A used car is a wise buy for any would-be car owner who wants to make significant savings on the purchase. A car is inherently expensive, but when it is a couple of years old, its price drops immensely to within an affordable range. If you are looking to buy one a private seller is among your options. Unlike used car dealerships, a private seller would be more inclined to offer you a better price. But this potential to save money comes with a risk.
Get acquainted with the car
It cannot be emphasized enough how important it is to get to know the car that you are going to buy. Even if you are not particularly willing to invest much in the purchase, find out as much as you can about the car. As enthusiastic drivers, you can say, we want any car, but this does mean that you should make any mistakes buying it.
Inspect the car thoroughly to become aware of its shortfalls. Have a mechanic do it for you if you are unconfident in your skills. Dig up the cars history and find up all about its past life/lives. An independent report is comprehensive, but expensive. If possible, ask the seller to provide the records. If they know their trade they will have all the paperwork ready for you. Check the car’s logbook and validate it. Check if the VIN matches the actual number.
Get acquainted with the private seller
Why are they selling the car? Did they get a low trade-in value? Have they lost any more use for the car? Is this the first used car they are selling? Finding out their intention will forestall any chance of buying a car that is being sold because of its mechanical faults.

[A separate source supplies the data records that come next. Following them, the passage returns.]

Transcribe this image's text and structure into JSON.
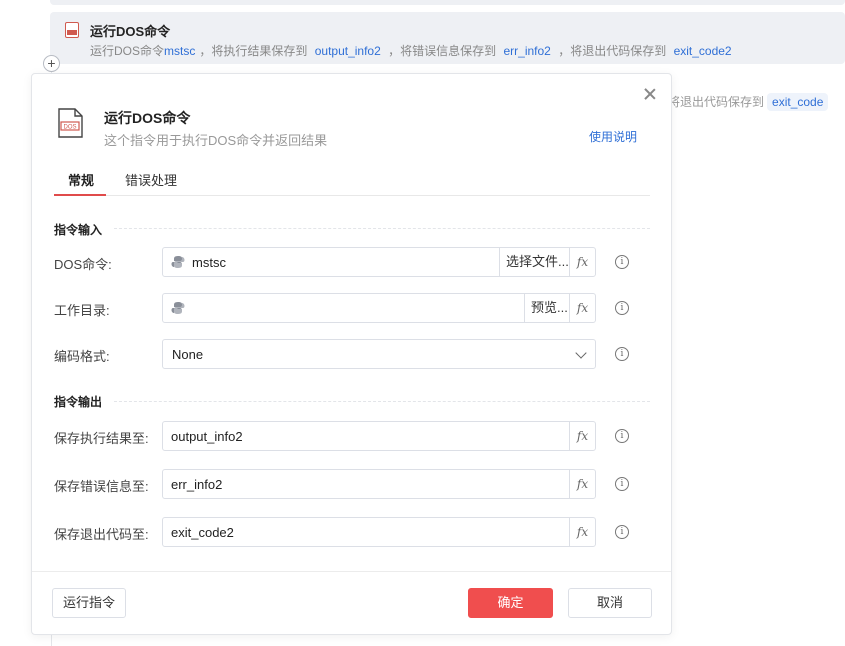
{
  "workflow": {
    "step": {
      "title": "运行DOS命令",
      "desc_prefix": "运行DOS命令",
      "command": "mstsc",
      "desc_mid1": "，将执行结果保存到",
      "output_var": "output_info2",
      "desc_mid2": "，将错误信息保存到",
      "error_var": "err_info2",
      "desc_mid3": "，将退出代码保存到",
      "exit_var": "exit_code2"
    },
    "add_label": "+",
    "behind_text": "将退出代码保存到",
    "behind_chip": "exit_code"
  },
  "dialog": {
    "title": "运行DOS命令",
    "subtitle": "这个指令用于执行DOS命令并返回结果",
    "help_link": "使用说明",
    "tabs": [
      "常规",
      "错误处理"
    ],
    "active_tab": 0,
    "input_section": "指令输入",
    "output_section": "指令输出",
    "fields": {
      "dos_command": {
        "label": "DOS命令:",
        "value": "mstsc",
        "button": "选择文件..."
      },
      "work_dir": {
        "label": "工作目录:",
        "value": "",
        "button": "预览..."
      },
      "encoding": {
        "label": "编码格式:",
        "value": "None"
      },
      "save_output": {
        "label": "保存执行结果至:",
        "value": "output_info2"
      },
      "save_error": {
        "label": "保存错误信息至:",
        "value": "err_info2"
      },
      "save_exit": {
        "label": "保存退出代码至:",
        "value": "exit_code2"
      }
    },
    "fx_label": "fx",
    "info_label": "i",
    "icon_text": "DOS",
    "buttons": {
      "run": "运行指令",
      "ok": "确定",
      "cancel": "取消"
    }
  },
  "colors": {
    "accent": "#f04e4e",
    "link": "#2f6fd6",
    "tab_underline": "#e04b4b"
  },
  "icons": [
    "close-icon",
    "python-icon",
    "fx-icon",
    "info-icon",
    "chevron-down-icon",
    "doc-file-icon"
  ]
}
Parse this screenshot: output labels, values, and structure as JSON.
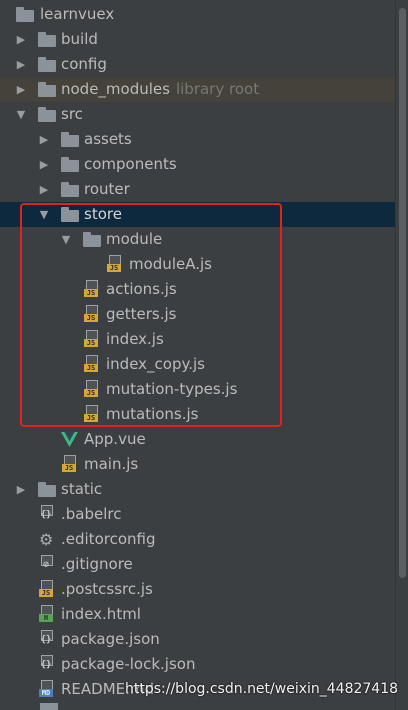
{
  "tree": [
    {
      "name": "learnvuex"
    },
    {
      "name": "build"
    },
    {
      "name": "config"
    },
    {
      "name": "node_modules",
      "hint": "library root"
    },
    {
      "name": "src"
    },
    {
      "name": "assets"
    },
    {
      "name": "components"
    },
    {
      "name": "router"
    },
    {
      "name": "store"
    },
    {
      "name": "module"
    },
    {
      "name": "moduleA.js",
      "icon": "JS"
    },
    {
      "name": "actions.js",
      "icon": "JS"
    },
    {
      "name": "getters.js",
      "icon": "JS"
    },
    {
      "name": "index.js",
      "icon": "JS"
    },
    {
      "name": "index_copy.js",
      "icon": "JS"
    },
    {
      "name": "mutation-types.js",
      "icon": "JS"
    },
    {
      "name": "mutations.js",
      "icon": "JS"
    },
    {
      "name": "App.vue"
    },
    {
      "name": "main.js",
      "icon": "JS"
    },
    {
      "name": "static"
    },
    {
      "name": ".babelrc"
    },
    {
      "name": ".editorconfig"
    },
    {
      "name": ".gitignore"
    },
    {
      "name": ".postcssrc.js",
      "icon": "JS"
    },
    {
      "name": "index.html",
      "icon": "H"
    },
    {
      "name": "package.json"
    },
    {
      "name": "package-lock.json"
    },
    {
      "name": "README.md",
      "icon": "MD"
    }
  ],
  "watermark": "https://blog.csdn.net/weixin_44827418",
  "colors": {
    "background": "#3c3f41",
    "selection": "#0d293e",
    "highlight_border": "#e0241b",
    "js_badge": "#d5a734",
    "vue_green": "#41b883"
  }
}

Ensure they are the real owner of the car. All the paperwork should have their names on it. Working with the actual owner of the car will confine them legally, so they won’t oversell the car or sell it in an unworthy state as both are legal offences.
Ask as much as you can about the car. Where was it purchased from? What is the economy like? What kind of oil is regularly used? This will help you understand the condition the car is in. Ask for a test drive, and while on the road, try to learn as many attributes of the car as you can.
If everything else checks out, the negotiations will be the last hurdle to overcome. If you display your affection for the car too soon, the seller might exploit this advantage. Ask what the seller is willing to part with the car for. Be confident with your counteroffers and always be willing to walk away if the price exceeds your budget.
As a rule, never buy a used car the first day you see it. You should test drive it more than once before you close in on your decision. Compare different deals from within your area and beyond to see the best ones.